Commercially available, high-strength insulative board makes a very good, firm, warm “oven mattress” that conveniently solves the problem of weight bearing insulation and provide an easy way to keep the baby off the cold ground. Insulative, lightweight firebrick are another option (these are made of clay mixed with ground up organic matter (wood, nut shells, etc.); when the organic stuff burns out, it leaves thousands of tiny voids in the clay, making a spongey, insulative, and firm foam-like material). 

To keep the baby warm on top, there are lots of options for quiltish materials. You can build walls around the oven, crib-like, to make space for a loose cover of perlite, pumice, or vermiculite. For a smaller profile and a rounder look, you can wrap the oven in mineral wool blankets (similar to fiberglass but made from clay or rock and much more resistant to high temperatures and thermal cycling). Mineral wool blankets do need to be covered — either with a reinforced stucco shell, tile, or equivalent. All these options allow many choices for decorative work or ornament.

Since you can calculate the heat storage capacity of a given amount of brick, you can also design an oven that holds just enough heat for what a client wants to cook. Commercial bread ovens, for example, that need to be able to bake hundreds of pounds of dough a day, typically need a lot of extra mass to maintain baking temps. If they’re adequately insulated, however, they never cool down completely, thus keeping fuel requirements lower. 

On the other hand, 1-3 hours of fire in a small back-yard bake oven with 2-4” of well-insulated masonry can provide slowly declining baking temps for 12 to 24 hours — more than most people will be able to use.

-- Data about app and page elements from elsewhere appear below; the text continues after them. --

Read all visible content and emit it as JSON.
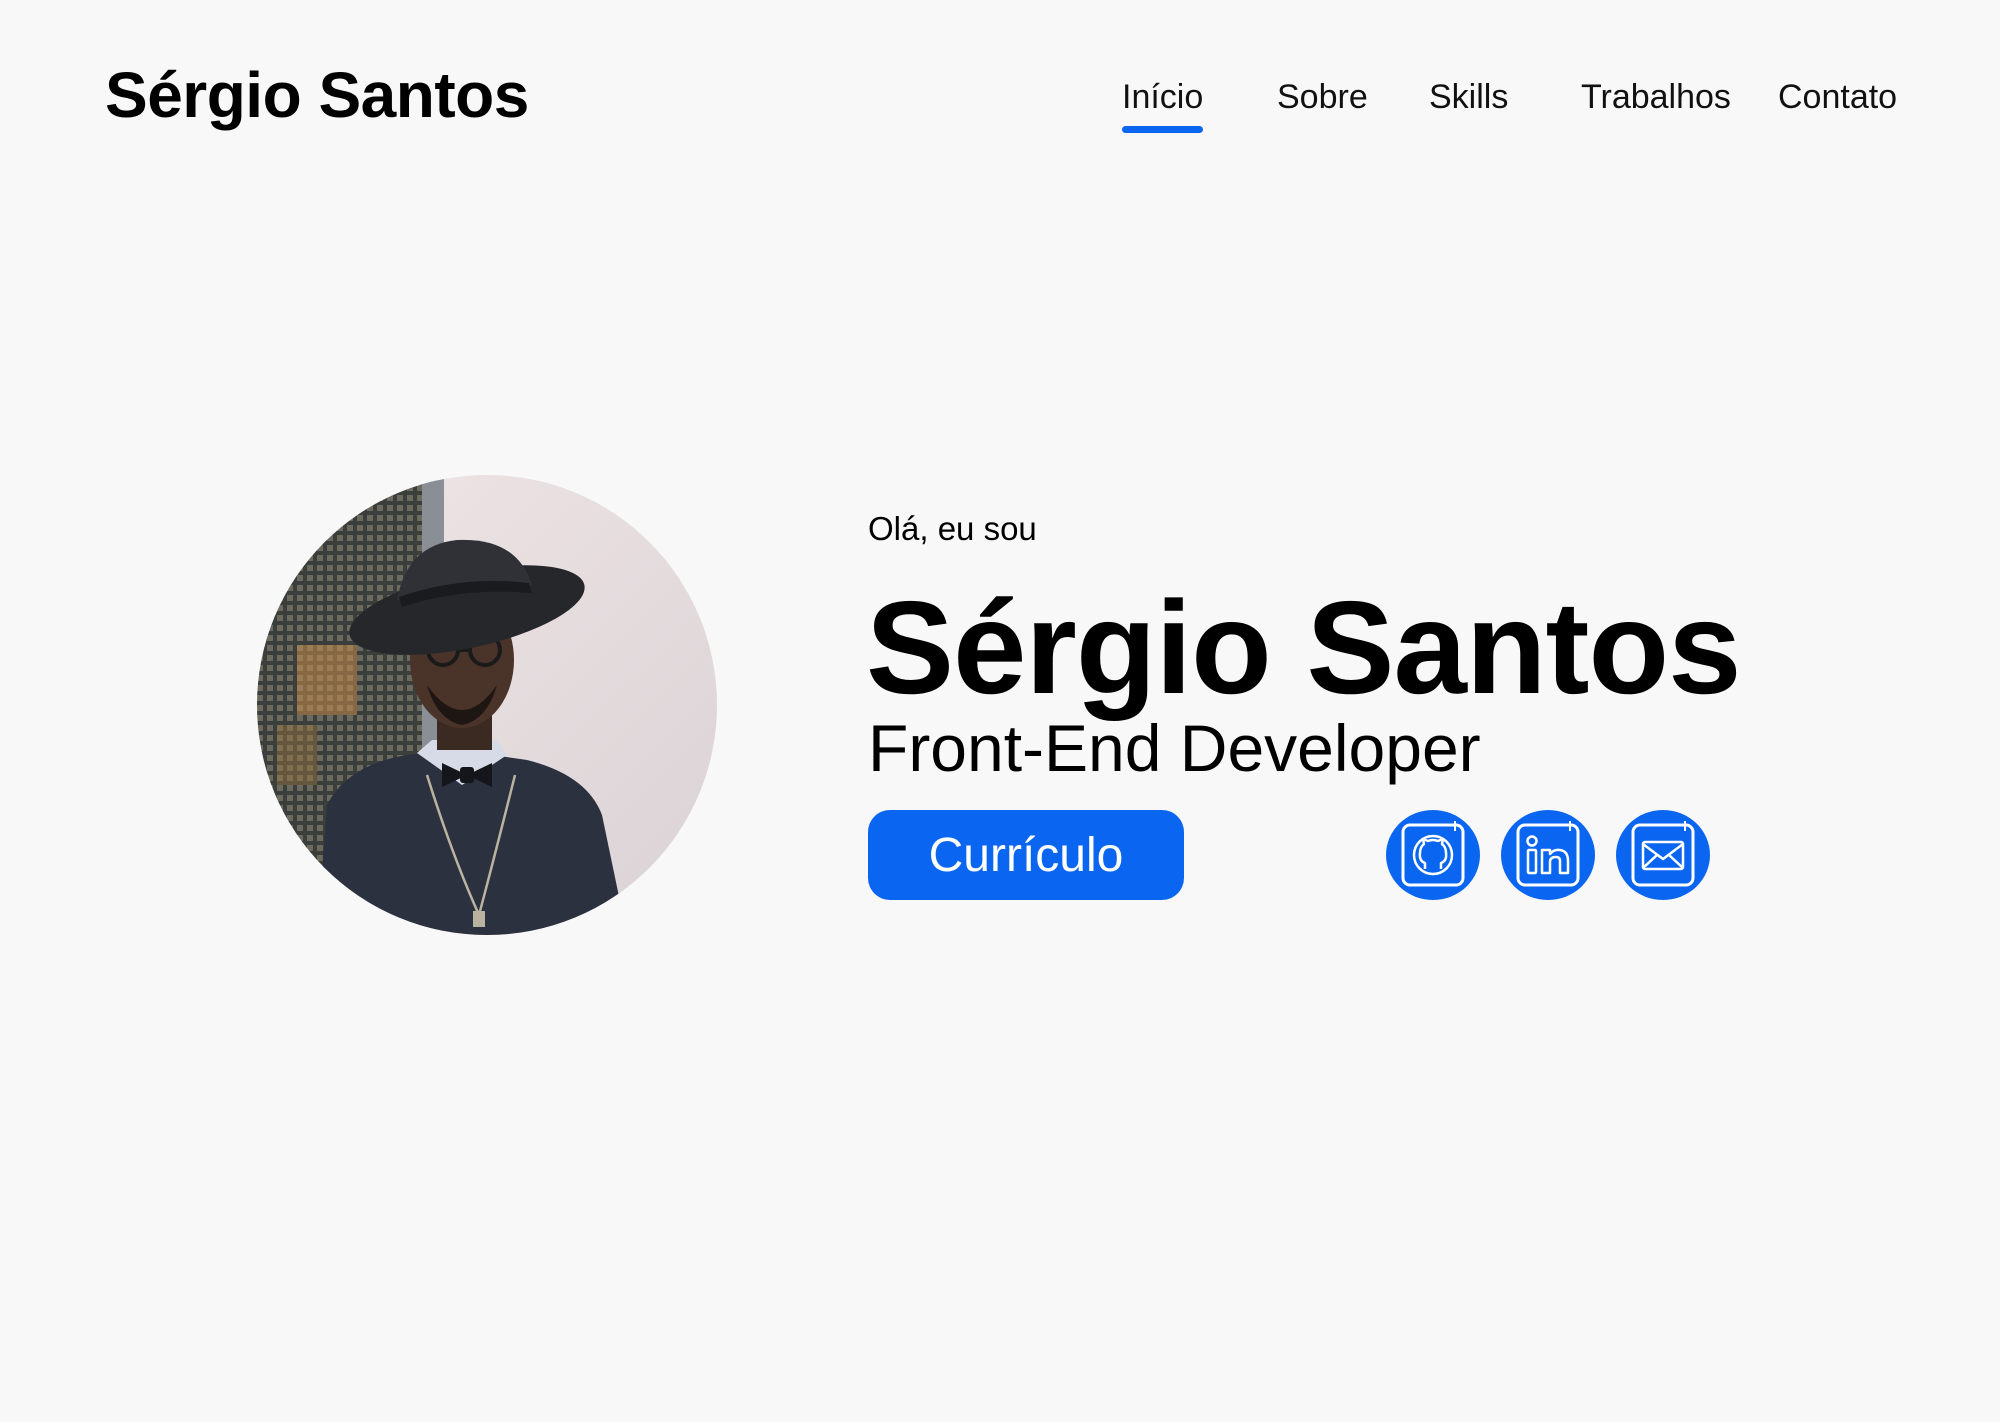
{
  "header": {
    "logo": "Sérgio Santos",
    "nav": [
      {
        "label": "Início",
        "active": true
      },
      {
        "label": "Sobre",
        "active": false
      },
      {
        "label": "Skills",
        "active": false
      },
      {
        "label": "Trabalhos",
        "active": false
      },
      {
        "label": "Contato",
        "active": false
      }
    ]
  },
  "hero": {
    "greeting": "Olá, eu sou",
    "name": "Sérgio Santos",
    "role": "Front-End Developer",
    "cv_button": "Currículo",
    "social": [
      {
        "icon": "github-icon"
      },
      {
        "icon": "linkedin-icon"
      },
      {
        "icon": "email-icon"
      }
    ]
  },
  "colors": {
    "accent": "#0a66f0",
    "background": "#f8f8f8",
    "text": "#000000"
  }
}
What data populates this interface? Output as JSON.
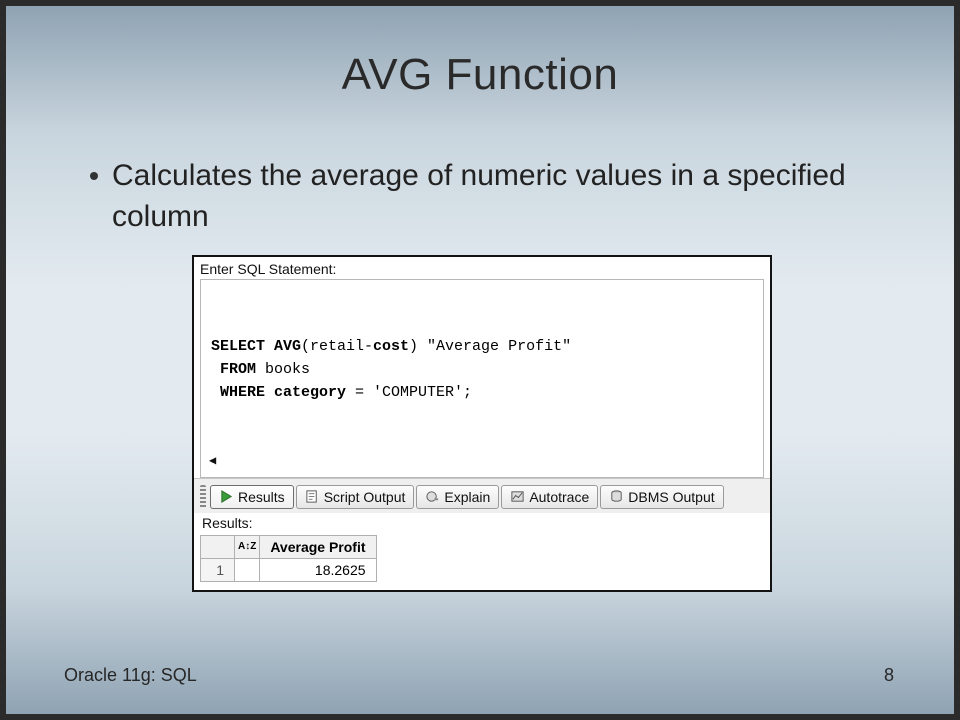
{
  "slide": {
    "title": "AVG Function",
    "bullet": "Calculates the average of numeric values in a specified column",
    "footer_left": "Oracle 11g: SQL",
    "page_number": "8"
  },
  "sqlpanel": {
    "enter_label": "Enter SQL Statement:",
    "sql_lines": [
      {
        "tokens": [
          {
            "t": "SELECT AVG",
            "b": true
          },
          {
            "t": "(retail-",
            "b": false
          },
          {
            "t": "cost",
            "b": true
          },
          {
            "t": ") \"Average Profit\"",
            "b": false
          }
        ]
      },
      {
        "tokens": [
          {
            "t": " FROM ",
            "b": true
          },
          {
            "t": "books",
            "b": false
          }
        ]
      },
      {
        "tokens": [
          {
            "t": " WHERE category ",
            "b": true
          },
          {
            "t": "= 'COMPUTER';",
            "b": false
          }
        ]
      }
    ],
    "scroll_hint": "◀",
    "tabs": {
      "results": {
        "label": "Results",
        "icon": "play-icon"
      },
      "script": {
        "label": "Script Output",
        "icon": "script-icon"
      },
      "explain": {
        "label": "Explain",
        "icon": "explain-icon"
      },
      "autotrace": {
        "label": "Autotrace",
        "icon": "autotrace-icon"
      },
      "dbms": {
        "label": "DBMS Output",
        "icon": "dbms-icon"
      }
    },
    "results_label": "Results:",
    "grid": {
      "az_label": "A↕Z",
      "column_header": "Average Profit",
      "rows": [
        {
          "n": "1",
          "value": "18.2625"
        }
      ]
    }
  }
}
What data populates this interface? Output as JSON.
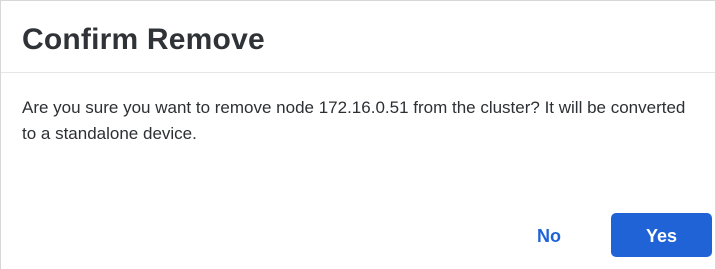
{
  "dialog": {
    "title": "Confirm Remove",
    "message": "Are you sure you want to remove node 172.16.0.51 from the cluster? It will be converted to a standalone device.",
    "buttons": {
      "secondary": "No",
      "primary": "Yes"
    },
    "colors": {
      "primary": "#1f63d7",
      "text": "#2f3337"
    }
  }
}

If you just want a pizza oven, however, you really need mass only where the heat contacts the cold dough — in the floor.  Since a live flame cooks the top of the pizza, the dome can even be made of thin sheet metal (tho it should still be insulated). 

No matter what you build, remember: it’s just a hole in the ground. The mason, on the other hand, serves as more than just oven-builder. Keeper of the hearth-fire, guardian of the hidden dragon, defender of the heart of the home — however you think of your role, every oven you build will feed a lot of mouths beyond your own. The best training is to build yourself an oven and learn to use it. It will teach you things you can’t learn any other way: how to make good pizza, good bread, good food. Where your firewood comes from, and which wood is best for starting the fire, which for heating the oven, and which for cooking pizza. 

You’ll learn to split, stack, dry, and store the wood; and the similarities between the trees we grow for fuel and the grain we grow for bread. It also helps to learn to build a fire so it barely smokes at all (burn from the top down instead of bottom up). And for a truly hand-made fire, you can even learn to start the fire by rubbing two sticks together. Through it all, you’ll acquire a deeper understanding of the magic of combustion, and the pleasure of gathering friends and family around fire and food — all that makes us happy, healthy, and human. 

FOR MORE INFO: If you’re interested in ovens as a specialty, the Masonry Heater Association of North America offers extensive training and individual support as well video resources and photo-documentation on their website. A non-profit trade association of professional Masons, the MHA focuses on wood-fired masonry heaters and bake-ovens. You can contact Executive Director Richard Smith or visit their website at www.mha-net.org

Words: Kiko Denzer
Kiko Denzer built his first wood-fired oven (out of earth) in 1994. He has made his own bread and bricks and home and masonry heaters, as well as commercial ovens. In addition, he has served as a hoddy for 3d generation masons, taught workshops, and written an oven-building manual. He is a member of the MHA, and lives in western Oregon with his wife and two sons.